- Exercise aim -
Please, without the pictures, restate every entry exactly.

(Interface dataset entries)

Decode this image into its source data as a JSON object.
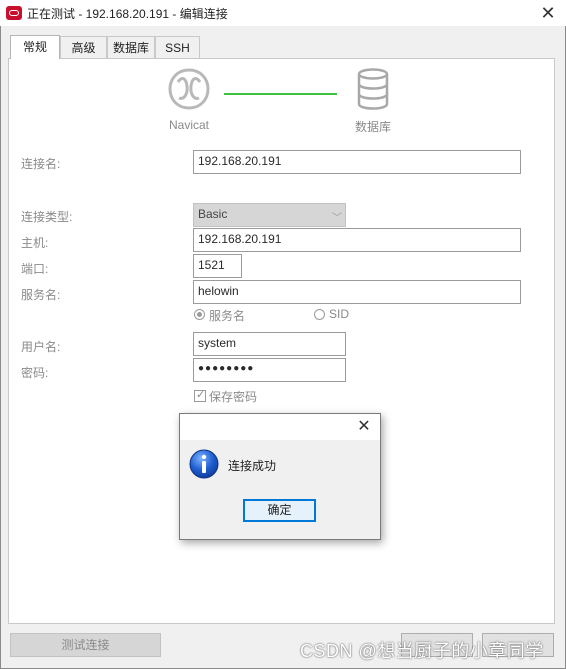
{
  "window": {
    "title": "正在测试 - 192.168.20.191 - 编辑连接",
    "close_glyph": "✕"
  },
  "tabs": [
    {
      "label": "常规",
      "active": true
    },
    {
      "label": "高级",
      "active": false
    },
    {
      "label": "数据库",
      "active": false
    },
    {
      "label": "SSH",
      "active": false
    }
  ],
  "graphic": {
    "left_label": "Navicat",
    "right_label": "数据库",
    "connector_color": "#3cc13c"
  },
  "form": {
    "connection_name_label": "连接名:",
    "connection_name_value": "192.168.20.191",
    "connection_type_label": "连接类型:",
    "connection_type_value": "Basic",
    "host_label": "主机:",
    "host_value": "192.168.20.191",
    "port_label": "端口:",
    "port_value": "1521",
    "service_name_label": "服务名:",
    "service_name_value": "helowin",
    "radio_service_name": "服务名",
    "radio_sid": "SID",
    "username_label": "用户名:",
    "username_value": "system",
    "password_label": "密码:",
    "password_value": "●●●●●●●●",
    "save_password_label": "保存密码"
  },
  "buttons": {
    "test_connection": "测试连接"
  },
  "dialog": {
    "close_glyph": "✕",
    "message": "连接成功",
    "confirm_label": "确定",
    "icon": "info-icon"
  },
  "watermark": "CSDN @想当厨子的小章同学"
}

- Solved exercise -
Decode this image into its source data as a JSON object.
{
  "window": {
    "title": "正在测试 - 192.168.20.191 - 编辑连接",
    "close_glyph": "✕"
  },
  "tabs": [
    {
      "label": "常规",
      "active": true
    },
    {
      "label": "高级",
      "active": false
    },
    {
      "label": "数据库",
      "active": false
    },
    {
      "label": "SSH",
      "active": false
    }
  ],
  "graphic": {
    "left_label": "Navicat",
    "right_label": "数据库",
    "connector_color": "#3cc13c"
  },
  "form": {
    "connection_name_label": "连接名:",
    "connection_name_value": "192.168.20.191",
    "connection_type_label": "连接类型:",
    "connection_type_value": "Basic",
    "host_label": "主机:",
    "host_value": "192.168.20.191",
    "port_label": "端口:",
    "port_value": "1521",
    "service_name_label": "服务名:",
    "service_name_value": "helowin",
    "radio_service_name": "服务名",
    "radio_sid": "SID",
    "username_label": "用户名:",
    "username_value": "system",
    "password_label": "密码:",
    "password_value": "●●●●●●●●",
    "save_password_label": "保存密码"
  },
  "buttons": {
    "test_connection": "测试连接"
  },
  "dialog": {
    "close_glyph": "✕",
    "message": "连接成功",
    "confirm_label": "确定",
    "icon": "info-icon"
  },
  "watermark": "CSDN @想当厨子的小章同学"
}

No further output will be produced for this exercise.